1Ha-Neul Yu,2Rajaie Namas, 4Lara N. Memisoglu, 2Bianca Lantajo, 2Annie Joy, 2Manal Ballan, 2Noor Abdul Ghani, 3Safa Hegazin, 2Mohamed Elarabi
1Biology Program, Division Of Science, New York University Abu Dhabi, 2Cleveland Clinic Abu Dhabi, 3Division of Hospital Medicine, Department of Internal Medicine, Cleveland Clinic Abu Dhabi, 4American Community School of Abu Dhabi
Knowledge is a vital element in treating patients with rheumatic and musculoskeletal diseases (RMD) which allows the ability to cope with the physical, psychological and social problems associated with the disease burden. In addition, it is essential to the promotion of preference, adherence, compliance, and safety in relation to complex treatment regimes.
The aim of the study is to assess the patient awareness on RMD’s and estimate the preference in regards to immunosuppressive therapies in the United Arab Emirates (UAE) population who are attending Cleveland Clinic Abu Dhabi.
Material(s) and Method(s):
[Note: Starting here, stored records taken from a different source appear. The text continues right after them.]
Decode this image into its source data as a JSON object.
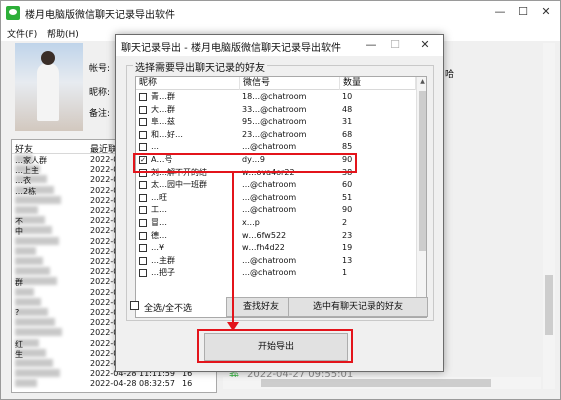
{
  "main_window": {
    "title": "楼月电脑版微信聊天记录导出软件",
    "menu": [
      "文件(F)",
      "帮助(H)"
    ],
    "info_labels": [
      "帐号:",
      "昵称:",
      "备注:"
    ],
    "right_text": "哈",
    "friend_list": {
      "columns": [
        "好友",
        "最近联"
      ],
      "rows": [
        {
          "name": "…家人群",
          "date": "2022-05",
          "num": ""
        },
        {
          "name": "…上主",
          "date": "2022-05",
          "num": ""
        },
        {
          "name": "…衣",
          "date": "2022-05",
          "num": ""
        },
        {
          "name": "…2栋",
          "date": "2022-05",
          "num": ""
        },
        {
          "name": "",
          "date": "2022-05",
          "num": ""
        },
        {
          "name": "",
          "date": "2022-05",
          "num": ""
        },
        {
          "name": "不",
          "date": "2022-05",
          "num": ""
        },
        {
          "name": "中",
          "date": "2022-05",
          "num": ""
        },
        {
          "name": "",
          "date": "2022-05",
          "num": ""
        },
        {
          "name": "",
          "date": "2022-05",
          "num": ""
        },
        {
          "name": "",
          "date": "2022-05",
          "num": ""
        },
        {
          "name": "",
          "date": "2022-05",
          "num": ""
        },
        {
          "name": "群",
          "date": "2022-05",
          "num": ""
        },
        {
          "name": "",
          "date": "2022-05",
          "num": ""
        },
        {
          "name": "",
          "date": "2022-05",
          "num": ""
        },
        {
          "name": "?",
          "date": "2022-05",
          "num": ""
        },
        {
          "name": "",
          "date": "2022-05",
          "num": ""
        },
        {
          "name": "",
          "date": "2022-05",
          "num": ""
        },
        {
          "name": "红",
          "date": "2022-04",
          "num": ""
        },
        {
          "name": "生",
          "date": "2022-04",
          "num": ""
        },
        {
          "name": "",
          "date": "2022-04",
          "num": ""
        },
        {
          "name": "",
          "date": "2022-04-28 11:11:59",
          "num": "16"
        },
        {
          "name": "",
          "date": "2022-04-28 08:32:57",
          "num": "16"
        }
      ]
    },
    "chat_preview": {
      "prefix": "我",
      "text": "2022-04-27 09:55:01"
    }
  },
  "dialog": {
    "title": "聊天记录导出 - 楼月电脑版微信聊天记录导出软件",
    "group_label": "选择需要导出聊天记录的好友",
    "columns": [
      "昵称",
      "微信号",
      "数量"
    ],
    "rows": [
      {
        "checked": false,
        "nick": "青…群",
        "wxid": "18…@chatroom",
        "count": "10"
      },
      {
        "checked": false,
        "nick": "大…群",
        "wxid": "33…@chatroom",
        "count": "48"
      },
      {
        "checked": false,
        "nick": "阜…兹",
        "wxid": "95…@chatroom",
        "count": "31"
      },
      {
        "checked": false,
        "nick": "和…好…",
        "wxid": "23…@chatroom",
        "count": "68"
      },
      {
        "checked": false,
        "nick": "…",
        "wxid": "…@chatroom",
        "count": "85"
      },
      {
        "checked": true,
        "nick": "A…号",
        "wxid": "dy…9",
        "count": "90"
      },
      {
        "checked": false,
        "nick": "刘…解不开的结",
        "wxid": "w…ova4or22",
        "count": "38"
      },
      {
        "checked": false,
        "nick": "太…园中一班群",
        "wxid": "…@chatroom",
        "count": "60"
      },
      {
        "checked": false,
        "nick": "…旺",
        "wxid": "…@chatroom",
        "count": "51"
      },
      {
        "checked": false,
        "nick": "工…",
        "wxid": "…@chatroom",
        "count": "90"
      },
      {
        "checked": false,
        "nick": "冒…",
        "wxid": "x…p",
        "count": "2"
      },
      {
        "checked": false,
        "nick": "德…",
        "wxid": "w…6fw522",
        "count": "23"
      },
      {
        "checked": false,
        "nick": "…¥",
        "wxid": "w…fh4d22",
        "count": "19"
      },
      {
        "checked": false,
        "nick": "…主群",
        "wxid": "…@chatroom",
        "count": "13"
      },
      {
        "checked": false,
        "nick": "…把子",
        "wxid": "…@chatroom",
        "count": "1"
      }
    ],
    "select_all_label": "全选/全不选",
    "find_friend_button": "查找好友",
    "select_with_records_button": "选中有聊天记录的好友",
    "start_export_button": "开始导出"
  },
  "colors": {
    "highlight": "#e3141b",
    "wechat_green": "#2daf39"
  }
}
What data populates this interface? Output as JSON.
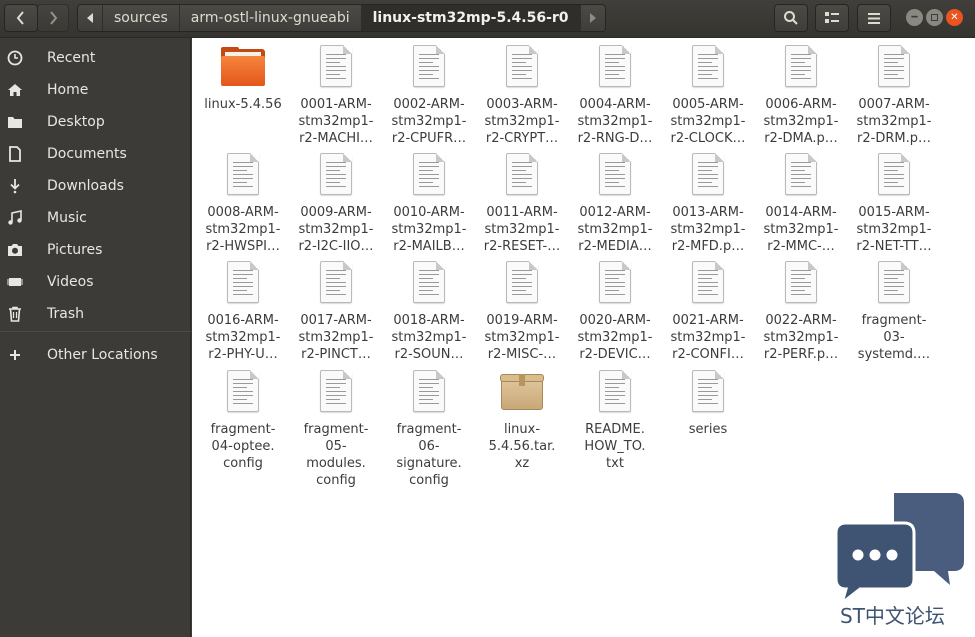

The study included two arms, patients with an established diagnosis of RMD and the patients who were referred to the rheumatology clinic to be screened for an underlying RMD. A self-made questionnaire in 2 languages (English and Arabic) which comprised of 10 questions divided into 2 sets: 1. Knowledge about RMDs (gender, level of education, duration of disease, effect on pregnancy, are autoimmune disease curable? And duration patients with the autoimmune disease receive immunosuppressive therapies) 2. Medication preference (oral vs. subcutaneous vs. intravenous, daily vs. weekly vs. monthly). Descriptive statistics were used to calculate all participants’ responses. Student t-test for quantitative data and the chi-squared test for qualitative data. P<0.05 was considered significant.
A total of 455 patients, of which 303 patients had established diagnosis of a RMD (dRMD) and 152 patients screened for underlying rheumatic disease (sRMD), were studied. 76.7% were females (dRMD: 80.9%; sRMD:68.4%; p-value 0.003). Mean age was 43.3 ± 0.7 (dRMD: 41.0 ± 0.8; sRMD: 47.7 ± 1.2; p-value 0.004). Majority of patients had either
College/University/Bachelor’s degree (dRMD: 47.9%; sRMD:54.6%), Secondary School (dRMD:18.8%;sRMD:15.1%) and Illiterate (dRMD:6.3%; sRMD:12.5%). The most common rheumatic disease was rheumatoid arthritis (37.3%) followed by SLE (32.7%). 66.3% answered that RMDs is a curable disease (dRMD: 64.7%; sRMD:69.7%; p-value 0.28), 56% answered that RMD affect pregnancy or getting pregnant (dRMD: 53.8%; sRMD:60.5%; p-value 0.17), 7.7% answered the disease is communicable (dRMD: 6.9%; sRMD:9.2%; p-value 0.39). 49.9% answered that the disease is lifelong, 20.4%( less than 1 year), 14.5 (1-2 years) and 15.2% (3-5 years). Patients preferred oral medication (74.9%) over subcutaneous injection (11.6%) or intravenous (13.4%) with the highest preference for the monthly medication (42.9%) followed by daily (32.5%) and weekly (24.6%). The majority of patients involved in the study were educated however they have full awareness about RMDs. There were no differences in understanding RMDs between patients with established rheumatic diseases or patients who were screened. Different education levels had significant differences in responses about whether rheumatic autoimmune diseases can be cured and the duration of treatment in patients with established rheumatic autoimmune diseases.
These findings highlight the need for raising awareness of rheumatic diseases in our community to promote better understanding and adherence to the treatment regimens in the United Arab Emirates.